After visiting the flowerpots and the caves, continue walking on the easy 1.3km Lighthouse Trail to the lighthouse. Along the way, there are pretty impressive viewpoints overlooking Georgian Bay, including one right beside the modern steel lighthouse.
A lighthouse has been on this island since 1867, although a modern one in the 1960s replaced the original one.
There’s a lighthouse keeper’s home and building that’s been turned into a museum, and sometimes they offer refreshments there. These outbuildings are located along a rocky beach, and there’s a cute picnic area here for relaxing.
The BEST part of Flowerpot Island camping is being able to see the stars above the flowerpots. So, grab yourself a good headlamp, a camera, a tripod and a thermos of hot cocoa because you won’t want to miss this experience.
Flowerpot Island and the rest of Fathom Five National Marine Park is a dark sky preserve. A dark sky preserve is an area that restricts artificial light pollution so that you can look up and see the spectacular night sky.
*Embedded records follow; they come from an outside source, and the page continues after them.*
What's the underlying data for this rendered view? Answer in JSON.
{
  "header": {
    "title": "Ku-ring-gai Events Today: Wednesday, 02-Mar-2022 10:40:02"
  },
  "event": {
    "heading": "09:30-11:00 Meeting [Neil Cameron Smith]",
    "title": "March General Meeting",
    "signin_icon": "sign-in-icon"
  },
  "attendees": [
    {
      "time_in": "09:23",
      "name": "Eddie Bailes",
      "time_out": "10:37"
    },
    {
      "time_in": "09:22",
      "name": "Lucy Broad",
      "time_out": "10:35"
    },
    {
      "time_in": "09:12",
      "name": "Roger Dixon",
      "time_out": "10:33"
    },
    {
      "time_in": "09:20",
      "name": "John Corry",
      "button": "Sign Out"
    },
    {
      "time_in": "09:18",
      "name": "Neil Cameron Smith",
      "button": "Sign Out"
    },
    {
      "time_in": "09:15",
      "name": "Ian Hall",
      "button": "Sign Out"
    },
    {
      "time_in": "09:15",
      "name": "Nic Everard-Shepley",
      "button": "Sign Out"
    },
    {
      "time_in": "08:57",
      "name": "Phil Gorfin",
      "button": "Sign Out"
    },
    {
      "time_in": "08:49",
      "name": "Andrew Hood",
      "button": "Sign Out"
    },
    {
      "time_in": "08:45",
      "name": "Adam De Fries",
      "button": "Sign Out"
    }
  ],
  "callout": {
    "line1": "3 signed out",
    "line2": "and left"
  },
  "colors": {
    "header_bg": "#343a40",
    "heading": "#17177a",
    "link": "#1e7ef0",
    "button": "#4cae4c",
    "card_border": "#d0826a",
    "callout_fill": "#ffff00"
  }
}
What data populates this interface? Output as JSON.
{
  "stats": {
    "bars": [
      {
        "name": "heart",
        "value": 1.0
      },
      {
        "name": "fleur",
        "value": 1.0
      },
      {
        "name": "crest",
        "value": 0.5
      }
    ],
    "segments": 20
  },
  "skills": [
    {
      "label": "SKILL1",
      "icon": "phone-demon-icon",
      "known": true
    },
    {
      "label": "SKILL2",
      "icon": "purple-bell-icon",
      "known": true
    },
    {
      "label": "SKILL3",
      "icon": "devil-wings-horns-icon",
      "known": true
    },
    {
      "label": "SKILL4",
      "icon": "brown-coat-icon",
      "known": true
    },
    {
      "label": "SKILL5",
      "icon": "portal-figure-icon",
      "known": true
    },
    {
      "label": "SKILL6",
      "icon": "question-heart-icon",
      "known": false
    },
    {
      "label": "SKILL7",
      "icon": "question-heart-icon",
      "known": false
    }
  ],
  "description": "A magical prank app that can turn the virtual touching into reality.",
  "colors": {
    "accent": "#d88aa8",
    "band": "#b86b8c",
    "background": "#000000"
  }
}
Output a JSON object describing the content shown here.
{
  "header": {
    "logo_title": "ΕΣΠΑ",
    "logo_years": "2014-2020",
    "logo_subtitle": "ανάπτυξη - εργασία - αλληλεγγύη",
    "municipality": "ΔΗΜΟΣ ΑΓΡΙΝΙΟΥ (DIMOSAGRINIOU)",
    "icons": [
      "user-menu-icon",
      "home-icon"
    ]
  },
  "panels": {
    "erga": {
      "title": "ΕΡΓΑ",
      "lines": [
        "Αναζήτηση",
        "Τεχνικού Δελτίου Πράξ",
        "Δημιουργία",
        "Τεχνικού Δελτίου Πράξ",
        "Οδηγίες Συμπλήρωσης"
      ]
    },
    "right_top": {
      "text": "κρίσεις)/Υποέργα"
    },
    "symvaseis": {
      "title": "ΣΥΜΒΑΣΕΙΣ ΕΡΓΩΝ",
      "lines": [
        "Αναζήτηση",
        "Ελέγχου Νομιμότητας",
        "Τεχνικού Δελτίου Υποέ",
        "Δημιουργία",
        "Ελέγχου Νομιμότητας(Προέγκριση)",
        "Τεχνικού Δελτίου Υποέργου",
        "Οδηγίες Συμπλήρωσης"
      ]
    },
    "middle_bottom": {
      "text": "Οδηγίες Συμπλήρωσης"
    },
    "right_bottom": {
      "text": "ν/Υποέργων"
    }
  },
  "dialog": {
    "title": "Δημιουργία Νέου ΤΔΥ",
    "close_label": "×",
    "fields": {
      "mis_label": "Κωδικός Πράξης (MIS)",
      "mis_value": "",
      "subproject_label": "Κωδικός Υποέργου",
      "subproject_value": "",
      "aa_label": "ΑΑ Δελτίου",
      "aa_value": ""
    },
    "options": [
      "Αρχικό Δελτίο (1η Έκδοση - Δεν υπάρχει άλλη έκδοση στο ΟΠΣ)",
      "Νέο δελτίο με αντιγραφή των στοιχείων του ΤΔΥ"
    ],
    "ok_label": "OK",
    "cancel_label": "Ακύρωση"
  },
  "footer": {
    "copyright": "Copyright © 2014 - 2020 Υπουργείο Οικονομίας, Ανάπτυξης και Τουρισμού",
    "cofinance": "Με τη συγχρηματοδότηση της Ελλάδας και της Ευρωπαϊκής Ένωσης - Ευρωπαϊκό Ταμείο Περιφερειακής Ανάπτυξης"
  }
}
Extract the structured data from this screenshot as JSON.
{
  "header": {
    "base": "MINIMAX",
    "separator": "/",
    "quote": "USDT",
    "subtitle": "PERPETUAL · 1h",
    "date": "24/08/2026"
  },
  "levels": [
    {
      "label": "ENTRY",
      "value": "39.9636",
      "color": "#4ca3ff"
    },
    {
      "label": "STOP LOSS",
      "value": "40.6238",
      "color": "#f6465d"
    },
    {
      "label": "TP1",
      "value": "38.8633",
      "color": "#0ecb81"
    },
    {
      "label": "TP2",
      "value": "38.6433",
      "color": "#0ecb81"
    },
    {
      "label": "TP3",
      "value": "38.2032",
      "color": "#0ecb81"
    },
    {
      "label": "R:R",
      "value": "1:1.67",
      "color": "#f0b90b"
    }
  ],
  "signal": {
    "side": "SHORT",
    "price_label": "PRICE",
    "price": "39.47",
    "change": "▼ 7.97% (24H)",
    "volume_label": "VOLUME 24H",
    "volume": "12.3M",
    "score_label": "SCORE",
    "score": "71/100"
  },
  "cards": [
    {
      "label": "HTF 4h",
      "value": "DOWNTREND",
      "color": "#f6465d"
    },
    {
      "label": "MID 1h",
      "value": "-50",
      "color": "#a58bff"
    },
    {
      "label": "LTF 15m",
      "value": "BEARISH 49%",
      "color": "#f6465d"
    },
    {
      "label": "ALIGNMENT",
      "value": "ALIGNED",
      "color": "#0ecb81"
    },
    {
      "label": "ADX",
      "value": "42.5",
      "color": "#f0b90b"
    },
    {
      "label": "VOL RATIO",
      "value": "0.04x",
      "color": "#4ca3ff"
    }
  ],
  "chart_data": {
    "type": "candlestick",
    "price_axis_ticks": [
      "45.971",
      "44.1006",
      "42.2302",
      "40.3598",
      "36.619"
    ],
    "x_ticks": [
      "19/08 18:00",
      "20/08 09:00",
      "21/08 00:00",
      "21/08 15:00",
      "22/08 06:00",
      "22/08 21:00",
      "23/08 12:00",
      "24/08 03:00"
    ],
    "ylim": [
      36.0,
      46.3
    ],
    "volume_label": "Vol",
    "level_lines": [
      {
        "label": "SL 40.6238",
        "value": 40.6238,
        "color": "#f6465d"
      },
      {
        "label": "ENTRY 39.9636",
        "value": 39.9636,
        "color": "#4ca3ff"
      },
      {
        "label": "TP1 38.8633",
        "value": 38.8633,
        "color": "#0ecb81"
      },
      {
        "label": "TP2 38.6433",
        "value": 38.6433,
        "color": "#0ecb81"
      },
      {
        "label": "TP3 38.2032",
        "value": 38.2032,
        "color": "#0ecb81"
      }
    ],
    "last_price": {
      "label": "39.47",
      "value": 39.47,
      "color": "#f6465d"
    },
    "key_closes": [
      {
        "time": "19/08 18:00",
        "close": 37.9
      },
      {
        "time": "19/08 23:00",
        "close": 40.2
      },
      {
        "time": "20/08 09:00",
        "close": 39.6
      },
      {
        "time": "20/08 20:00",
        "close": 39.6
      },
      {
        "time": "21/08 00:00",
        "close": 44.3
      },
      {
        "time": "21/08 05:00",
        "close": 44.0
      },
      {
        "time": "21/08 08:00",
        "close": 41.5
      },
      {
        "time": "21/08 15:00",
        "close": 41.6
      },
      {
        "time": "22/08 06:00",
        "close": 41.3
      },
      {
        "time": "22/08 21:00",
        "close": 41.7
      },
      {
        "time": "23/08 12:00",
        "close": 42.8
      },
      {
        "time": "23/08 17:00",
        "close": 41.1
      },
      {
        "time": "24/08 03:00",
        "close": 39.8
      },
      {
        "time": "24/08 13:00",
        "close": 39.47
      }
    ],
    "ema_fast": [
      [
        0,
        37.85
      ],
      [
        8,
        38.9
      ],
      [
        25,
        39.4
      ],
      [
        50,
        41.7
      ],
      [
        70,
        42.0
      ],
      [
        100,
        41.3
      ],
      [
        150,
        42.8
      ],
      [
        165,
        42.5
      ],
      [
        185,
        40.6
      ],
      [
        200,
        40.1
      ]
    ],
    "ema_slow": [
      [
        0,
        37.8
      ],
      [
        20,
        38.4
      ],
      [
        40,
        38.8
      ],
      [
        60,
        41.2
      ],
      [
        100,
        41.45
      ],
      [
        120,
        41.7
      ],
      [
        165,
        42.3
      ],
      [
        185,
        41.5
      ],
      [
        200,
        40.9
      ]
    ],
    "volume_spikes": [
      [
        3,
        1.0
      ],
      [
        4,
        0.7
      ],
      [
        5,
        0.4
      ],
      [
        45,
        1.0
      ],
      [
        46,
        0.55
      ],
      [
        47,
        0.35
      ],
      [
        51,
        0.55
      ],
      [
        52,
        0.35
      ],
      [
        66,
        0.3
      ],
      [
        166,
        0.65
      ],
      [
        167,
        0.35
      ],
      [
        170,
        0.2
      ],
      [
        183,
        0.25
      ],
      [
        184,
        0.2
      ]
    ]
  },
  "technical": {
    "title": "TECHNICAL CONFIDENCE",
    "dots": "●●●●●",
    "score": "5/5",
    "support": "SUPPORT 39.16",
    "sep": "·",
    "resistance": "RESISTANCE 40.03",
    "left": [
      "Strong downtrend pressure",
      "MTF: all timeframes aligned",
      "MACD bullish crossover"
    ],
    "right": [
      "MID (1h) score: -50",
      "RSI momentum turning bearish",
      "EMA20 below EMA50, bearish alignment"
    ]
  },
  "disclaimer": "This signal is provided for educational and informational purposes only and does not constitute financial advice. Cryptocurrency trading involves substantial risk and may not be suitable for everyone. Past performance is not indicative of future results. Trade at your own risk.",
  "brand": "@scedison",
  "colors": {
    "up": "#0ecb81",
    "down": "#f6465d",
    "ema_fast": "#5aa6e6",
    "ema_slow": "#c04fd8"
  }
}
If you can brave the cold water, then swimming and snorkelling on Flowerpot Island is fun. Let me tell you though, the water is frigid without a wetsuit. But, if it’s hot enough, you might enjoy wading in the shallow water. The water rarely gets warmer than 16°C, so wetsuits are encouraged.
However, the shoreline drops off significantly around the flowerpots, so if you’re not a strong swimmer, I would recommend not swimming here. The water surrounding the island is known as a reverse waterfall. The deep currents flow upwards along the sheer underwater cliffs, causing lots of chaotic waves. These waves can pull you under and away from shore or even force you against the sharp jagged shoreline.
Sunrise on the island
Just like the fact that you have to be Flowerpot Island camping in order to see the stars, you have to be camping here to see the sunrise too. At certain times of the year, the sun comes up right around where the flowerpots are, and there’s a spectacular showcase of colour and light along these formations.
Flowerpot Island Camping
There’s no doubt about it, camping on Flowerpot Island is an incredible experience. You get the island mostly to yourself, and seeing the stars is just out-of-this-world. As with all things wilderness, being prepared is critical. This guide aims to give you everything you need to know to have an incredible Flowerpot Island camping experience.
Would you camp here?